Copyright © 2006
I think I was pretty hung up on Disney as I grew up, and Disney led me into some of my adventure reading. When Davy Crockett came out, I went to the library and checked out every Davy Crockett and Alamo book, one at a time, and read them all. When Disney produced "Twenty Thousand Leagues Under the Sea," I became aware of Jules Verne and started reading him. When Disney produced Andy Burnett, that led me to the library to find Stewart Edward White's "The Long Rifle." At the same time, there were also the Classics Illustrated comics which acquainted me with people such as Verne, H.G. Wells, Mary Shelley and others, whose books I read. I was a regular at the movie theatre, and in addition to Disney movies, there were movies such as "The Time Machine," which motivated me to read that particular Wells novel.
In school, our literature book had a short story called "The Red-Headed League," which introduced me to Sherlock Holmes, and I went on to read all the Holmes adventures.
I was a Dell comics fan, and bought many titles, including Tarzan, The Lone Ranger, and most of the Disneys. Learned a lot of science and economics from Donald Duck stories.
Read Superman, Superboy and Action Comics and, sometimes, Batman.
Went to Tarzan movies whenever they came out.
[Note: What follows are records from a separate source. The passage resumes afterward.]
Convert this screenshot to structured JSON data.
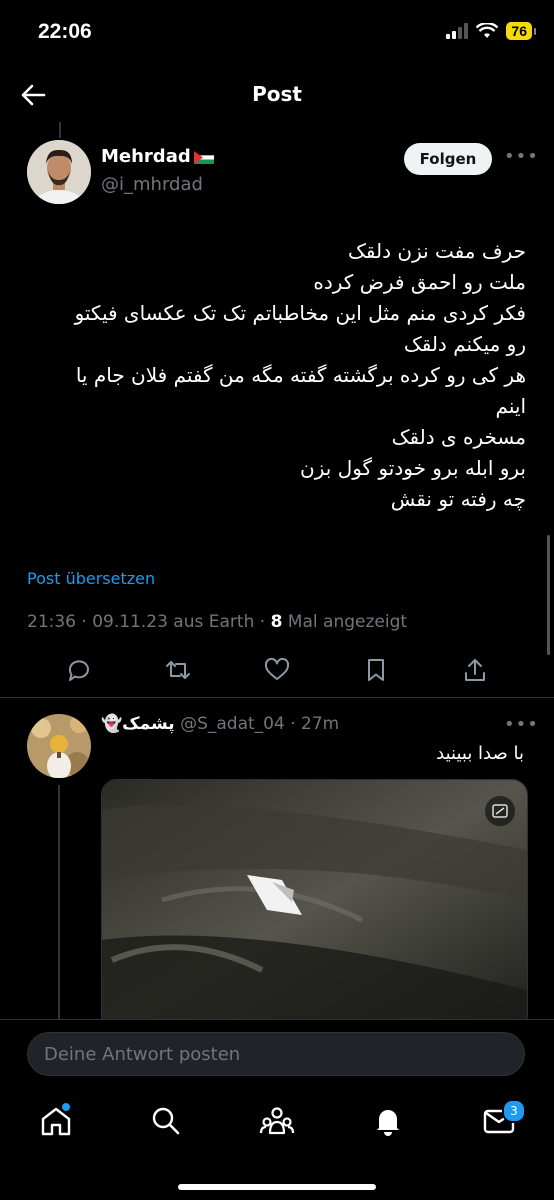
{
  "status": {
    "time": "22:06",
    "battery": "76"
  },
  "nav": {
    "title": "Post"
  },
  "post": {
    "author_name": "Mehrdad",
    "author_handle": "@i_mhrdad",
    "follow_label": "Folgen",
    "lines": [
      "حرف مفت نزن دلقک",
      "ملت رو احمق فرض کرده",
      "فکر کردی منم مثل این مخاطباتم تک تک عکسای فیکتو",
      "رو میکنم دلقک",
      "هر کی رو کرده برگشته گفته مگه من گفتم فلان جام یا",
      "اینم",
      "مسخره ی دلقک",
      "برو ابله برو خودتو گول بزن",
      "چه رفته تو نقش"
    ],
    "translate_label": "Post übersetzen",
    "meta_prefix": "21:36 · 09.11.23 aus Earth · ",
    "views_count": "8",
    "views_suffix": " Mal angezeigt"
  },
  "reply": {
    "name": "پشمک",
    "handle": "@S_adat_04",
    "time": "27m",
    "sep": " · ",
    "text": "با صدا ببینید"
  },
  "compose": {
    "placeholder": "Deine Antwort posten"
  },
  "tabbar": {
    "messages_badge": "3"
  },
  "colors": {
    "accent": "#1d9bf0",
    "background": "#000000",
    "muted": "#71767b"
  }
}
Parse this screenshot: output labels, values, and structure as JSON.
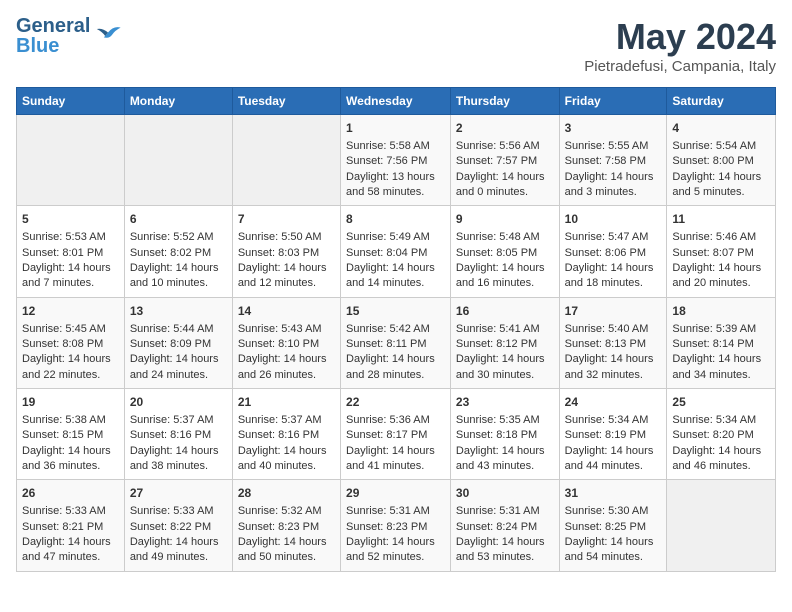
{
  "header": {
    "logo_line1": "General",
    "logo_line2": "Blue",
    "title": "May 2024",
    "subtitle": "Pietradefusi, Campania, Italy"
  },
  "days_of_week": [
    "Sunday",
    "Monday",
    "Tuesday",
    "Wednesday",
    "Thursday",
    "Friday",
    "Saturday"
  ],
  "weeks": [
    [
      {
        "num": "",
        "lines": []
      },
      {
        "num": "",
        "lines": []
      },
      {
        "num": "",
        "lines": []
      },
      {
        "num": "1",
        "lines": [
          "Sunrise: 5:58 AM",
          "Sunset: 7:56 PM",
          "Daylight: 13 hours",
          "and 58 minutes."
        ]
      },
      {
        "num": "2",
        "lines": [
          "Sunrise: 5:56 AM",
          "Sunset: 7:57 PM",
          "Daylight: 14 hours",
          "and 0 minutes."
        ]
      },
      {
        "num": "3",
        "lines": [
          "Sunrise: 5:55 AM",
          "Sunset: 7:58 PM",
          "Daylight: 14 hours",
          "and 3 minutes."
        ]
      },
      {
        "num": "4",
        "lines": [
          "Sunrise: 5:54 AM",
          "Sunset: 8:00 PM",
          "Daylight: 14 hours",
          "and 5 minutes."
        ]
      }
    ],
    [
      {
        "num": "5",
        "lines": [
          "Sunrise: 5:53 AM",
          "Sunset: 8:01 PM",
          "Daylight: 14 hours",
          "and 7 minutes."
        ]
      },
      {
        "num": "6",
        "lines": [
          "Sunrise: 5:52 AM",
          "Sunset: 8:02 PM",
          "Daylight: 14 hours",
          "and 10 minutes."
        ]
      },
      {
        "num": "7",
        "lines": [
          "Sunrise: 5:50 AM",
          "Sunset: 8:03 PM",
          "Daylight: 14 hours",
          "and 12 minutes."
        ]
      },
      {
        "num": "8",
        "lines": [
          "Sunrise: 5:49 AM",
          "Sunset: 8:04 PM",
          "Daylight: 14 hours",
          "and 14 minutes."
        ]
      },
      {
        "num": "9",
        "lines": [
          "Sunrise: 5:48 AM",
          "Sunset: 8:05 PM",
          "Daylight: 14 hours",
          "and 16 minutes."
        ]
      },
      {
        "num": "10",
        "lines": [
          "Sunrise: 5:47 AM",
          "Sunset: 8:06 PM",
          "Daylight: 14 hours",
          "and 18 minutes."
        ]
      },
      {
        "num": "11",
        "lines": [
          "Sunrise: 5:46 AM",
          "Sunset: 8:07 PM",
          "Daylight: 14 hours",
          "and 20 minutes."
        ]
      }
    ],
    [
      {
        "num": "12",
        "lines": [
          "Sunrise: 5:45 AM",
          "Sunset: 8:08 PM",
          "Daylight: 14 hours",
          "and 22 minutes."
        ]
      },
      {
        "num": "13",
        "lines": [
          "Sunrise: 5:44 AM",
          "Sunset: 8:09 PM",
          "Daylight: 14 hours",
          "and 24 minutes."
        ]
      },
      {
        "num": "14",
        "lines": [
          "Sunrise: 5:43 AM",
          "Sunset: 8:10 PM",
          "Daylight: 14 hours",
          "and 26 minutes."
        ]
      },
      {
        "num": "15",
        "lines": [
          "Sunrise: 5:42 AM",
          "Sunset: 8:11 PM",
          "Daylight: 14 hours",
          "and 28 minutes."
        ]
      },
      {
        "num": "16",
        "lines": [
          "Sunrise: 5:41 AM",
          "Sunset: 8:12 PM",
          "Daylight: 14 hours",
          "and 30 minutes."
        ]
      },
      {
        "num": "17",
        "lines": [
          "Sunrise: 5:40 AM",
          "Sunset: 8:13 PM",
          "Daylight: 14 hours",
          "and 32 minutes."
        ]
      },
      {
        "num": "18",
        "lines": [
          "Sunrise: 5:39 AM",
          "Sunset: 8:14 PM",
          "Daylight: 14 hours",
          "and 34 minutes."
        ]
      }
    ],
    [
      {
        "num": "19",
        "lines": [
          "Sunrise: 5:38 AM",
          "Sunset: 8:15 PM",
          "Daylight: 14 hours",
          "and 36 minutes."
        ]
      },
      {
        "num": "20",
        "lines": [
          "Sunrise: 5:37 AM",
          "Sunset: 8:16 PM",
          "Daylight: 14 hours",
          "and 38 minutes."
        ]
      },
      {
        "num": "21",
        "lines": [
          "Sunrise: 5:37 AM",
          "Sunset: 8:16 PM",
          "Daylight: 14 hours",
          "and 40 minutes."
        ]
      },
      {
        "num": "22",
        "lines": [
          "Sunrise: 5:36 AM",
          "Sunset: 8:17 PM",
          "Daylight: 14 hours",
          "and 41 minutes."
        ]
      },
      {
        "num": "23",
        "lines": [
          "Sunrise: 5:35 AM",
          "Sunset: 8:18 PM",
          "Daylight: 14 hours",
          "and 43 minutes."
        ]
      },
      {
        "num": "24",
        "lines": [
          "Sunrise: 5:34 AM",
          "Sunset: 8:19 PM",
          "Daylight: 14 hours",
          "and 44 minutes."
        ]
      },
      {
        "num": "25",
        "lines": [
          "Sunrise: 5:34 AM",
          "Sunset: 8:20 PM",
          "Daylight: 14 hours",
          "and 46 minutes."
        ]
      }
    ],
    [
      {
        "num": "26",
        "lines": [
          "Sunrise: 5:33 AM",
          "Sunset: 8:21 PM",
          "Daylight: 14 hours",
          "and 47 minutes."
        ]
      },
      {
        "num": "27",
        "lines": [
          "Sunrise: 5:33 AM",
          "Sunset: 8:22 PM",
          "Daylight: 14 hours",
          "and 49 minutes."
        ]
      },
      {
        "num": "28",
        "lines": [
          "Sunrise: 5:32 AM",
          "Sunset: 8:23 PM",
          "Daylight: 14 hours",
          "and 50 minutes."
        ]
      },
      {
        "num": "29",
        "lines": [
          "Sunrise: 5:31 AM",
          "Sunset: 8:23 PM",
          "Daylight: 14 hours",
          "and 52 minutes."
        ]
      },
      {
        "num": "30",
        "lines": [
          "Sunrise: 5:31 AM",
          "Sunset: 8:24 PM",
          "Daylight: 14 hours",
          "and 53 minutes."
        ]
      },
      {
        "num": "31",
        "lines": [
          "Sunrise: 5:30 AM",
          "Sunset: 8:25 PM",
          "Daylight: 14 hours",
          "and 54 minutes."
        ]
      },
      {
        "num": "",
        "lines": []
      }
    ]
  ]
}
Didn't know much about Tarzan books until I found that the library had two, one of which was "Tarzan and the Jewels of Opar." I tried reading it, but it confused me since it didn't seem to be much like the movie Tarzans. Didn't understand the stuff about following spoors, etc. Didn't finish the book.
Learned about Mad with issue No. 40. Went Mad, and bought a lot of the imitations, too.
Got into reading Tarzan finally when all the Ace and Ballantine paperbacks started coming out. At that time, other publishers were jumping on the bandwagon by bringing out a lot of Wells and Verne paperbacks, so I started building my own library about then, rather than depending on the one in the middle of the city park.
Never really read any of the outer space science fiction. A friend was reading "Stranger in a Strange Land" once and was reading aloud to me a "neat part" about the Martian's body falling apart as people pelted him with rocks or something. Checked it out and started reading it. Lost interest. I thought Heinlein's concept of a certified "witness," however, was interesting.
Once I started building my own book collection, I pretty much gave up on libraries. If I want to read a book, I buy it. It's more convenient; you don't have to worry about taking it back, getting your name on a waiting list, finding a parking spot, all that stuff. Only problem with this: I have too many books and it just about kills me to get rid of ANY of them, although, of necessity, I DO now and then.